--- TO DO ---
When you reach the line holding "Enumerate this screenshot's" in the material below, return that line and each one after it, word for word, with the pictures dropped.
*** EXTRACTED DATA ***
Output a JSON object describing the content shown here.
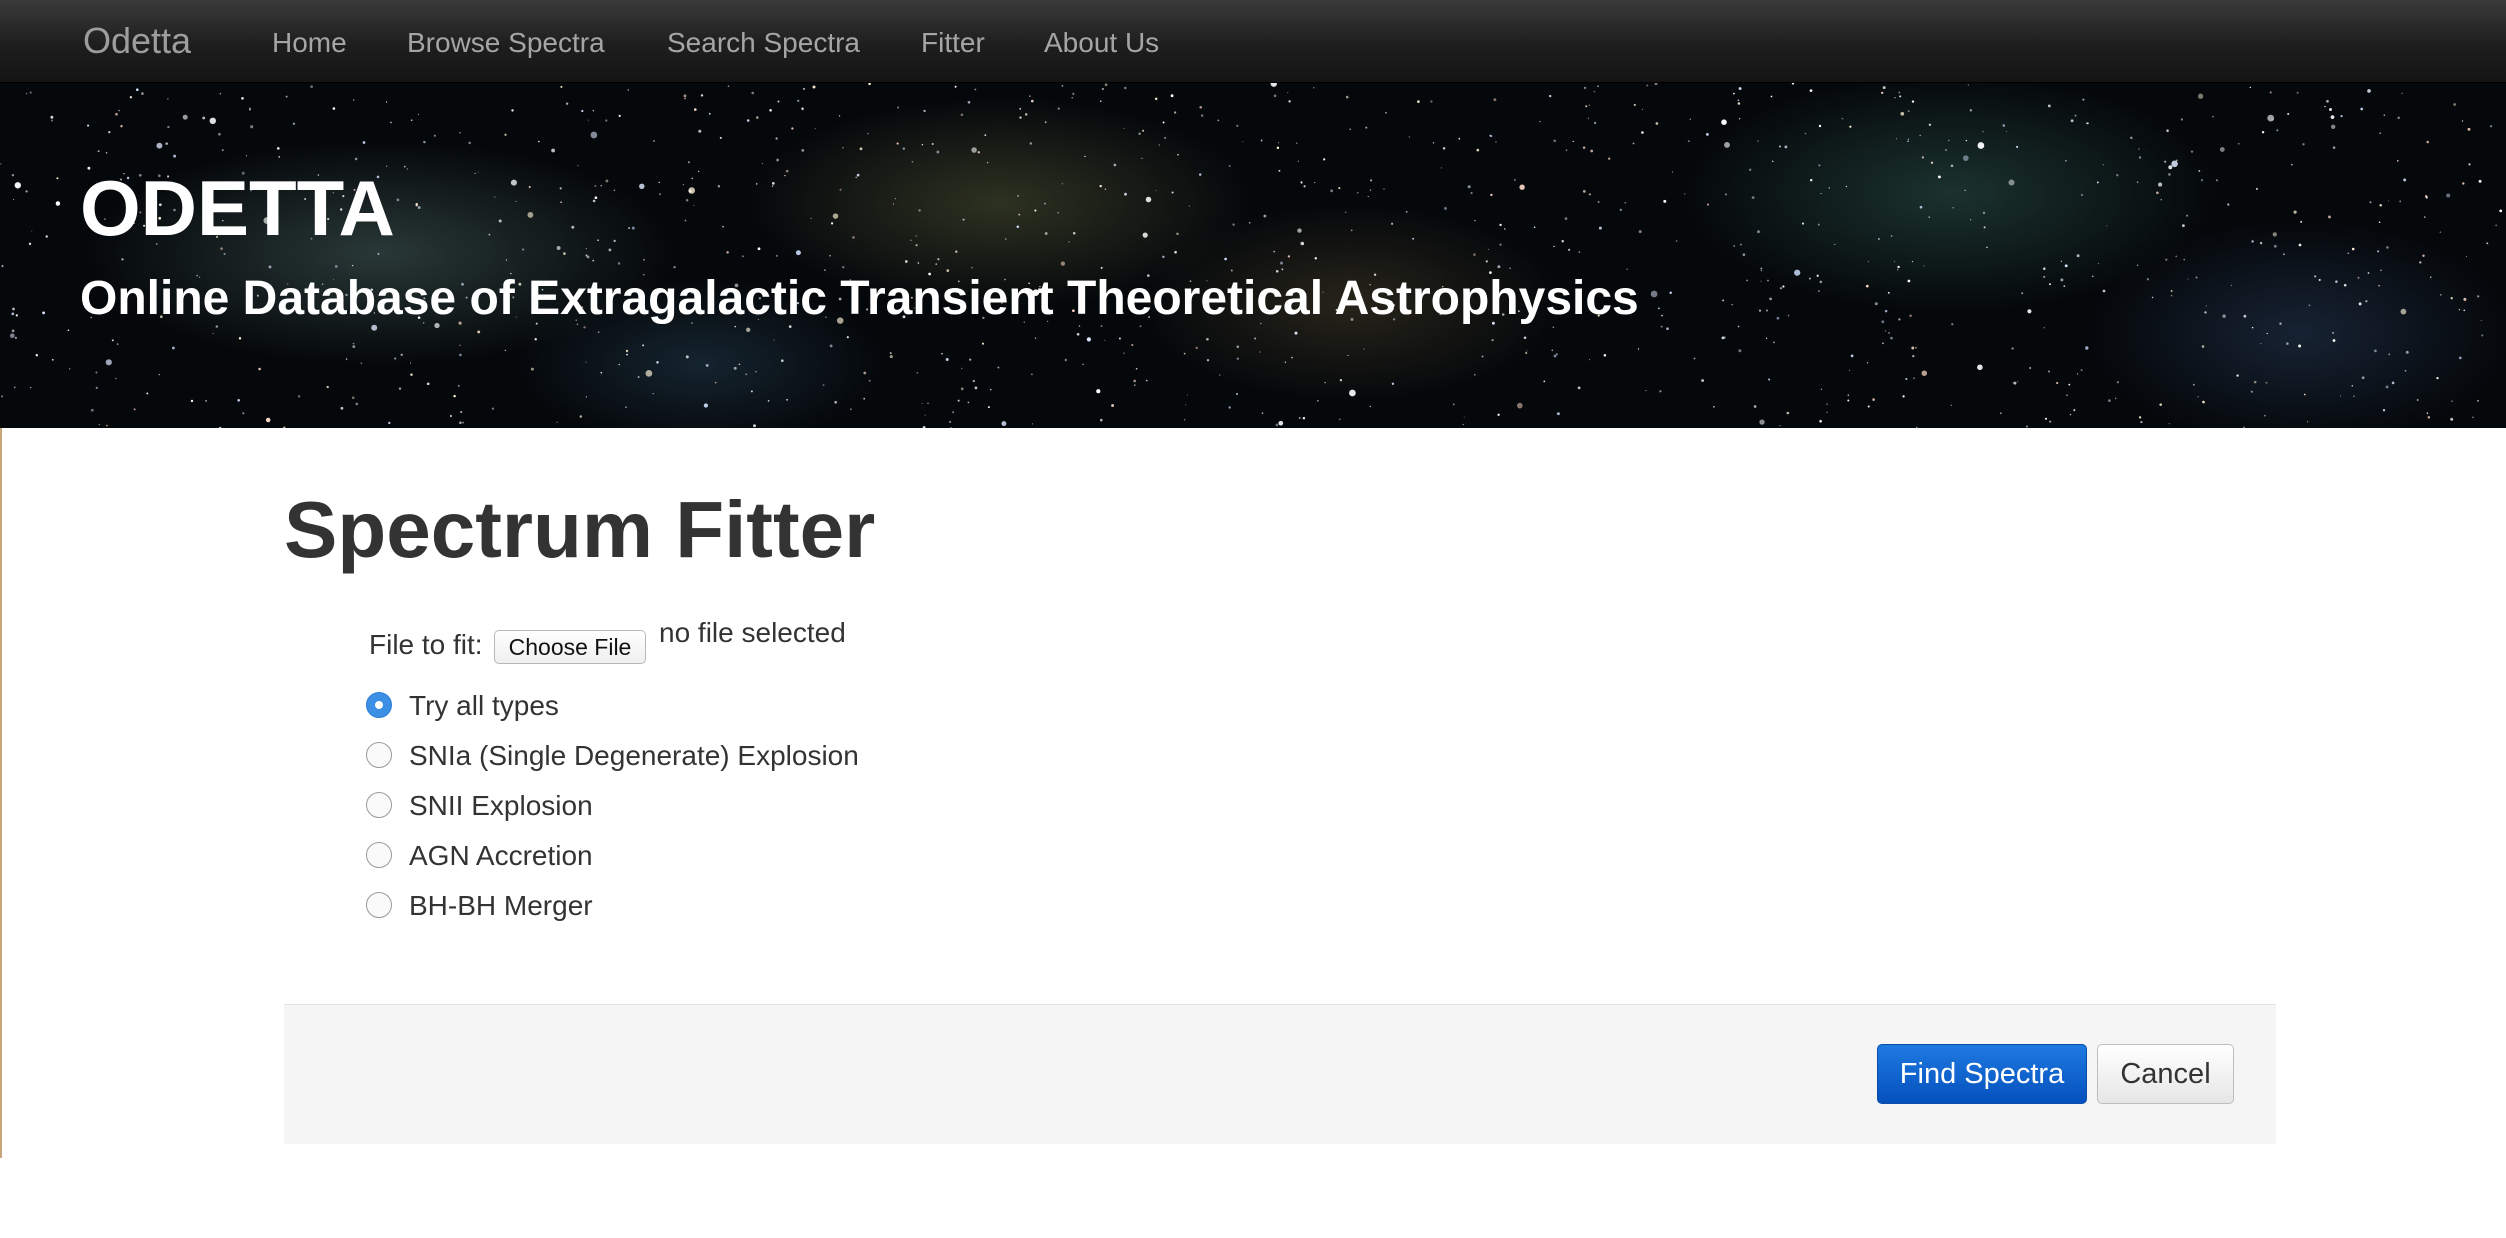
{
  "navbar": {
    "brand": "Odetta",
    "items": [
      {
        "label": "Home"
      },
      {
        "label": "Browse Spectra"
      },
      {
        "label": "Search Spectra"
      },
      {
        "label": "Fitter"
      },
      {
        "label": "About Us"
      }
    ]
  },
  "hero": {
    "title": "ODETTA",
    "subtitle": "Online Database of Extragalactic Transient Theoretical Astrophysics"
  },
  "main": {
    "page_title": "Spectrum Fitter",
    "file_input": {
      "label": "File to fit:",
      "button_label": "Choose File",
      "status": "no file selected"
    },
    "type_options": [
      {
        "label": "Try all types",
        "checked": true
      },
      {
        "label": "SNIa (Single Degenerate) Explosion",
        "checked": false
      },
      {
        "label": "SNII Explosion",
        "checked": false
      },
      {
        "label": "AGN Accretion",
        "checked": false
      },
      {
        "label": "BH-BH Merger",
        "checked": false
      }
    ],
    "actions": {
      "primary_label": "Find Spectra",
      "cancel_label": "Cancel"
    }
  },
  "colors": {
    "navbar_bg": "#222222",
    "primary_button": "#0a5fd0",
    "radio_checked": "#3b8fe4",
    "actions_bg": "#f5f5f5"
  }
}
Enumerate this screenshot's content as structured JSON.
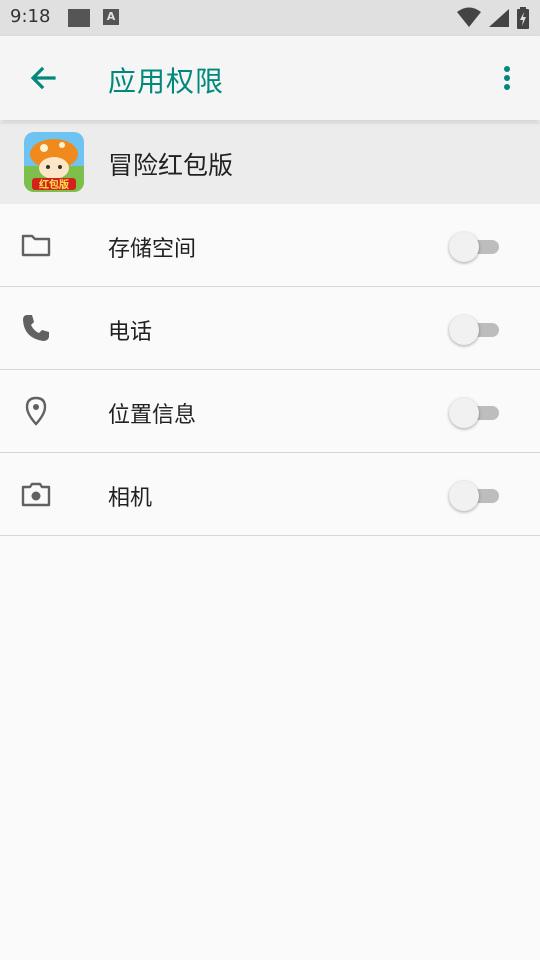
{
  "status_bar": {
    "time": "9:18",
    "notification_icons": [
      "square-icon",
      "a-icon"
    ],
    "a_icon_letter": "A",
    "right_icons": [
      "wifi-icon",
      "signal-icon",
      "battery-charging-icon"
    ]
  },
  "app_bar": {
    "title": "应用权限",
    "back_icon": "arrow-back-icon",
    "menu_icon": "more-vert-icon",
    "accent_color": "#00897b"
  },
  "app": {
    "name": "冒险红包版",
    "icon_text": "红包版"
  },
  "permissions": [
    {
      "label": "存储空间",
      "icon": "folder-icon",
      "enabled": false
    },
    {
      "label": "电话",
      "icon": "phone-icon",
      "enabled": false
    },
    {
      "label": "位置信息",
      "icon": "location-icon",
      "enabled": false
    },
    {
      "label": "相机",
      "icon": "camera-icon",
      "enabled": false
    }
  ]
}
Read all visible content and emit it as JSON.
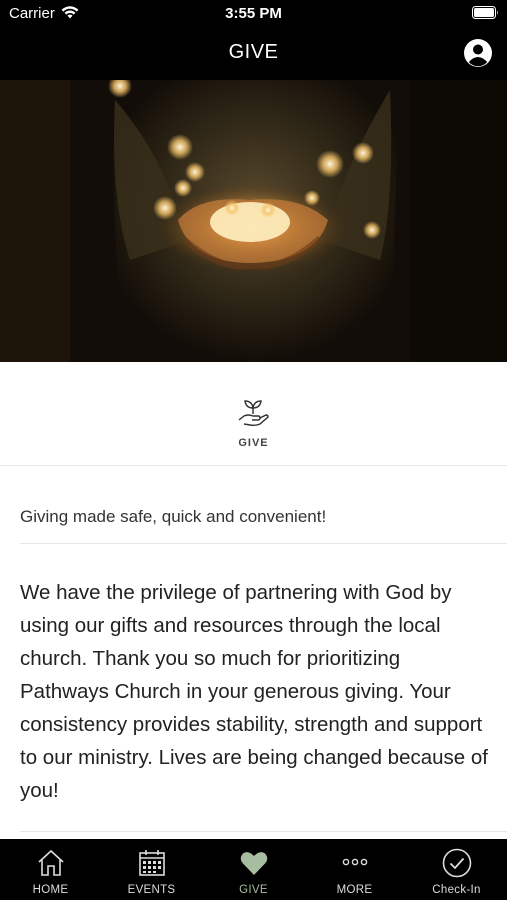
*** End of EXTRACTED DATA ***
--- SOLUTION FOR THIS PROBLEM ---
Enumerate this screenshot's content as structured JSON.
{
  "status_bar": {
    "time": "9:18",
    "notification_icons": [
      "square-icon",
      "a-icon"
    ],
    "a_icon_letter": "A",
    "right_icons": [
      "wifi-icon",
      "signal-icon",
      "battery-charging-icon"
    ]
  },
  "app_bar": {
    "title": "应用权限",
    "back_icon": "arrow-back-icon",
    "menu_icon": "more-vert-icon",
    "accent_color": "#00897b"
  },
  "app": {
    "name": "冒险红包版",
    "icon_text": "红包版"
  },
  "permissions": [
    {
      "label": "存储空间",
      "icon": "folder-icon",
      "enabled": false
    },
    {
      "label": "电话",
      "icon": "phone-icon",
      "enabled": false
    },
    {
      "label": "位置信息",
      "icon": "location-icon",
      "enabled": false
    },
    {
      "label": "相机",
      "icon": "camera-icon",
      "enabled": false
    }
  ]
}
Read all visible content and emit it as JSON.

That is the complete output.